What should have been a fun romp is compromised with an out-of-touch script
A sendup musical based on Disney princesses sometime after their origin story sounds like an engaging premise for a fun night at the theatre. Unfortunately, Disenchanted doesn’t quite cut it. The fault is not with the talented cast at Littleton Town Hall Arts Center, but rather with a problematic script that doesn’t live up to its promise.
The premise of Disenchanted is that the Disney Princesses are hosting a tell-all revue, led by Snow White, Sleeping Beauty and Cinderella. They are supported by other princesses from Disney Movies, ostensibly giving you a real view of what “Happily Ever After” is like. Namely, that it isn’t all that happy.

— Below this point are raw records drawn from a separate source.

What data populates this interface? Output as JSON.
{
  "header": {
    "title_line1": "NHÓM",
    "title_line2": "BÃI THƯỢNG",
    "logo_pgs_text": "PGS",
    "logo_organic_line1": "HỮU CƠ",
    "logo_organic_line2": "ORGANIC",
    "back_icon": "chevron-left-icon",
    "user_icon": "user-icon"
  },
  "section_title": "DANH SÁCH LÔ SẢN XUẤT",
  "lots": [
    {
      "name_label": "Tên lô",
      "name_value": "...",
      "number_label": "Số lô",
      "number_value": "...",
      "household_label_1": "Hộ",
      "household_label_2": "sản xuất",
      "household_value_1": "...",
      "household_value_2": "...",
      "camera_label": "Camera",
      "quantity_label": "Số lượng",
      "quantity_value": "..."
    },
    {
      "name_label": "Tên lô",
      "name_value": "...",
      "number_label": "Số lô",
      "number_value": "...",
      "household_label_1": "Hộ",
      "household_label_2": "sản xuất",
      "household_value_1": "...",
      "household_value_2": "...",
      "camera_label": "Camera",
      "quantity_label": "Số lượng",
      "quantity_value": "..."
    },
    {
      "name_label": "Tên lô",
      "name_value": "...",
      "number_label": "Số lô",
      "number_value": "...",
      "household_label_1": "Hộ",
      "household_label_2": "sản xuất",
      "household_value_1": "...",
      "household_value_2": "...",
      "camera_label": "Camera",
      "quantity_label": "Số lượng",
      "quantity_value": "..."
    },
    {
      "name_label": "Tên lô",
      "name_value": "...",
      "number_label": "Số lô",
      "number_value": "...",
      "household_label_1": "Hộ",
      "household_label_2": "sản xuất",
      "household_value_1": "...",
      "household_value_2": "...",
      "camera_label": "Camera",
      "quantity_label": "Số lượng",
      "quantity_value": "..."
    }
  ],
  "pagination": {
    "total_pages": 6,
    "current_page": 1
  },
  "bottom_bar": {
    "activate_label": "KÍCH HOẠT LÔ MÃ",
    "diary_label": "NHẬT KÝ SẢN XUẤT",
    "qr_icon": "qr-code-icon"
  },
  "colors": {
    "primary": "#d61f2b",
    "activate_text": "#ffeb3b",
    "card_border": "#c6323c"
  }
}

It starts out well enough, and the first number, “One More Happ’ly Ever After,” is amusing, even clever. Snow White (Abby McInerney) is really the lead, and she has lots of charisma and good comic timing. Then the rest of the princesses parade their woes. Belle is in a straight-jacket because of all the talking furniture and housewares, the Little Mermaid wants her fins back, Mulan is actually a lesbian.
It sounds like it all should be funny, but something is just a bit off.
Then comes an uncomfortable racist moment, where Sleeping Beauty introduces Pochahontas while wearing a full native headdress, smoking and chanting Tonto-esque fake Native American war cries. The fact that Snow White then proceeds to point out that it is offensive does not excuse either its blatant racism or its offensiveness. This is not the only racist moment in the show, but it’s certainly the worst.
After the princess from Princess and the Frog (Anna High) sings “Finally,” which is about Disney finally introducing a black princess, my daughter turned to me and said, “This sounds like it was written by a white person.” That got me trying to put my finger on what was “off” about the whole thing, a feeling that continued after the intermission when the princesses all sing about how they aren’t ever allowed to eat and are therefore obsessed with food. It culminated when Sleeping Beauty (LuAnn Buckstein) finally sings her own song, “Perfect,” about how all women are perfect just as they are.
A white-male take
Years ago, I saw a play about retail and service workers, that was clearly written by someone who had never been either and had no idea what was or was not funny or worth satirizing about those careers — likely for an audience that wouldn’t know either. Since I was a retail manager for many years, it all rang false to me at the time. Disenchanted was like that, clearly written by someone who didn’t really know what the issues were.
My sneaking suspicion was confirmed when we got to the car and looked up the playwright. Yep, a white man. I don’t think any white man should be writing an entire play pretending to examine Disney’s treatment of women and feminism. And that’s to say nothing of the experiences of women of color.
I needed one more white man’s hot take on this like I needed a hole in the head.
So much is missed that a female playwright would likely have drawn out of the story. Sleeping Beauty is an older woman, which would have been great had the subject of aging been examined at all. The songs about body image miss the mark because, well, they are written by a man who thinks that’s how women think (about food and “big tits”). And why, for the love of God, does the skinny, pretty Cinderella have to be portrayed as stupid? It makes the whole cast look like unwitting participants in internalized misogyny.
The other underlying issue is that the whole thing is mean-spirited. Playwright Dennis Giacino may be bitter from his experience as a former Disney World cast member, but making fun of Disney movies, particularly the older ones, is like shooting fish in a barrel. Disney knows this, which is why modern heroines are like Merida, a crack shot who isn’t ready to get married yet, or Elsa, who sings a much better song about perfectionism (rather than telling us we are all perfect just as we are, it tells us we never needed to be perfect in the first place). The best satire has a level of affection for its target. There is none of that here, merely a smug, undeserved superiority. Giacino doesn’t know what it’s like to want to wear Cinderella’s beautiful dress and still be acknowledged for having a brain in your head, but most women do.
It’s really a shame, because the cast is talented, and everything is sung well. There are some moments that are genuinely funny. I just wish all the talent had been put to better use.
Be warned that if you do go, this is strictly for adults, not children — even older ones. I had thought upon entering that perhaps I would return with my 12-year-old stepdaughter, but even setting everything else aside, the performance is very adult in nature. It did make for a really interesting discussion afterward with my daughter (age 27), but I don’t know that I would consider that a reason to watch this.